My pony-tailed cousin (now a senior vice-president at Sotheby’s) declares herself a chocolate person.

My cousin is the first in a long series of one-on-one friendships. There is a safety to two, I decide, a protective netting. A private language evolves, the workload is shared.

By contrast, a configuration of three collapses the symmetry of two. Intimacies, once swapped, can now be betrayed. There’s a danger to being the one thrust out of the group, the one left on her own.

Two friends can play with dolls long after the respectable age for Barbie-wielding has passed. Two friends can put on a Vegas-style show, and share the role of Debbie Harry. Two friends can babysit one another when parents are taking TOEFL exams, or volunteering to stay late at new jobs or when they are simply, mysteriously absent. If one friend looks out for stragglers in the school hallway, the other can skim lunch boxes of onion rings and cupcakes, the kind of foods immigrant mothers do not yet comprehend.

When I enroll at Solomon Schechter, my cousin has a boyfriend and a group of friends. They despise me, these friends, they are repelled by my taupe corduroy pants, my crooked teeth, carefully combed hair. They glare at me in the cafeteria, they see me hold my prayer book upside down. My cousin gives them all up for me.

They find ways to retaliate.

“Lesbians! ”

We scurry, ashamed.

Are there concepts more threatening in junior high school than a self-sufficient group of two?

“Where one sorrow should bury another, two sorrows coexist instead, face-to-face,” André Aciman writes.

My parents and I arrive in the United States with one set of grandparents, the paternal grandparents, but by 1987, a second set takes the place of the first. The paternal grandparents are from Moscow, the maternal from a small village in Ukraine. The Muscovites, pale and overweight, buckle before old age, the Ukrainian farmer and his rural schoolteacher wife, who survived two and a half years in a ghetto during World War II, are onto its tricks. By the time the Ukrainians arrive, the Muscovites are gone.

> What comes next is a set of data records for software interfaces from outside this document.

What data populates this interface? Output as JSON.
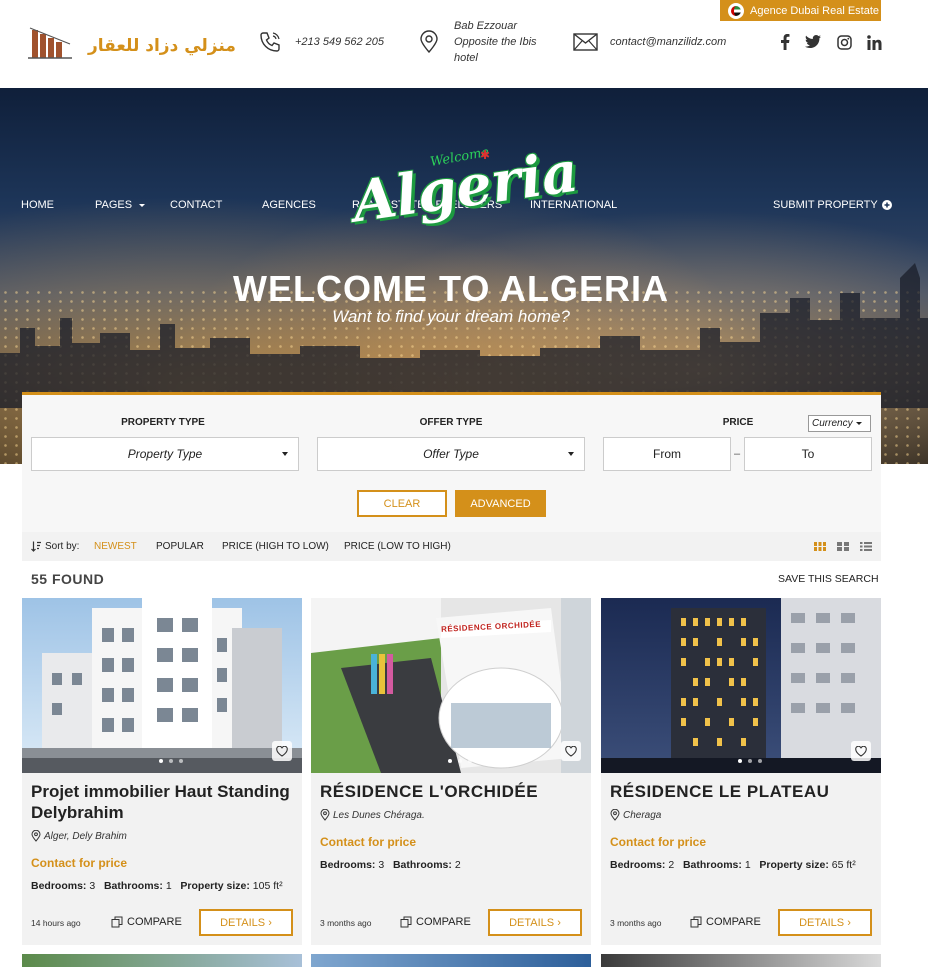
{
  "header": {
    "logo_text": "منزلي دزاد للعقار",
    "phone": "+213 549 562 205",
    "address_lines": [
      "Bab Ezzouar",
      "Opposite the Ibis",
      "hotel"
    ],
    "email": "contact@manzilidz.com",
    "agency_button": "Agence Dubai Real Estate",
    "social": [
      "facebook-icon",
      "twitter-icon",
      "instagram-icon",
      "linkedin-icon"
    ],
    "social_labels": [
      "f",
      "t",
      "ig",
      "in"
    ]
  },
  "nav": {
    "items": [
      "HOME",
      "PAGES",
      "CONTACT",
      "AGENCES",
      "REAL ESTATE DEVELOPERS",
      "INTERNATIONAL"
    ],
    "submit": "SUBMIT PROPERTY"
  },
  "hero": {
    "script_small": "Welcome",
    "script_big": "Algeria",
    "title": "WELCOME TO ALGERIA",
    "subtitle": "Want to find your dream home?"
  },
  "search": {
    "property_type_label": "PROPERTY TYPE",
    "property_type_value": "Property Type",
    "offer_type_label": "OFFER TYPE",
    "offer_type_value": "Offer Type",
    "price_label": "PRICE",
    "currency": "Currency",
    "price_from": "From",
    "price_sep": "–",
    "price_to": "To",
    "clear": "CLEAR",
    "advanced": "ADVANCED"
  },
  "sort": {
    "label": "Sort by:",
    "options": [
      "NEWEST",
      "POPULAR",
      "PRICE (HIGH TO LOW)",
      "PRICE (LOW TO HIGH)"
    ],
    "active": "NEWEST"
  },
  "results": {
    "found": "55 FOUND",
    "save_search": "SAVE THIS SEARCH"
  },
  "colors": {
    "accent": "#d4901a"
  },
  "cards": [
    {
      "title": "Projet immobilier Haut Standing Delybrahim",
      "location": "Alger, Dely Brahim",
      "price": "Contact for price",
      "bedrooms_label": "Bedrooms:",
      "bedrooms": "3",
      "bathrooms_label": "Bathrooms:",
      "bathrooms": "1",
      "size_label": "Property size:",
      "size": "105 ft²",
      "ago": "14 hours ago",
      "compare": "COMPARE",
      "details": "DETAILS ›"
    },
    {
      "title": "RÉSIDENCE L'ORCHIDÉE",
      "location": "Les Dunes Chéraga.",
      "price": "Contact for price",
      "bedrooms_label": "Bedrooms:",
      "bedrooms": "3",
      "bathrooms_label": "Bathrooms:",
      "bathrooms": "2",
      "ago": "3 months ago",
      "compare": "COMPARE",
      "details": "DETAILS ›",
      "sign": "RÉSIDENCE ORCHIDÉE"
    },
    {
      "title": "RÉSIDENCE LE PLATEAU",
      "location": "Cheraga",
      "price": "Contact for price",
      "bedrooms_label": "Bedrooms:",
      "bedrooms": "2",
      "bathrooms_label": "Bathrooms:",
      "bathrooms": "1",
      "size_label": "Property size:",
      "size": "65 ft²",
      "ago": "3 months ago",
      "compare": "COMPARE",
      "details": "DETAILS ›"
    }
  ]
}
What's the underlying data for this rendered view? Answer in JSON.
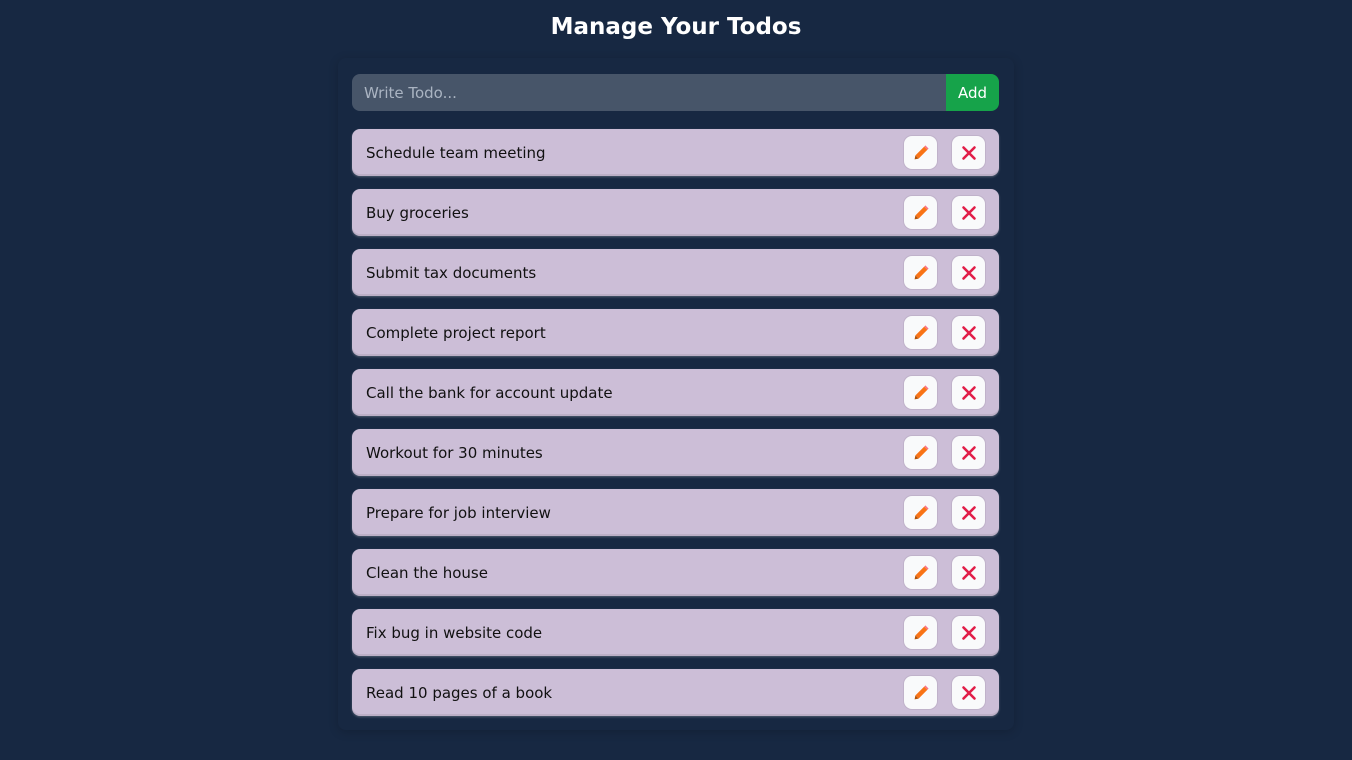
{
  "header": {
    "title": "Manage Your Todos"
  },
  "form": {
    "placeholder": "Write Todo...",
    "value": "",
    "add_label": "Add"
  },
  "todos": [
    {
      "text": "Schedule team meeting"
    },
    {
      "text": "Buy groceries"
    },
    {
      "text": "Submit tax documents"
    },
    {
      "text": "Complete project report"
    },
    {
      "text": "Call the bank for account update"
    },
    {
      "text": "Workout for 30 minutes"
    },
    {
      "text": "Prepare for job interview"
    },
    {
      "text": "Clean the house"
    },
    {
      "text": "Fix bug in website code"
    },
    {
      "text": "Read 10 pages of a book"
    }
  ],
  "icons": {
    "edit": "pencil-icon",
    "delete": "close-icon"
  },
  "colors": {
    "background": "#172842",
    "item_bg": "#ccbed7",
    "input_bg": "#475569",
    "add_button": "#16a34a",
    "pencil": "#f97316",
    "close": "#e11d48"
  }
}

It is as though one pair is handed to me as the other is taken away. These new grandparents love in beets and potatoes, the root vegetables of winter, of deprivation.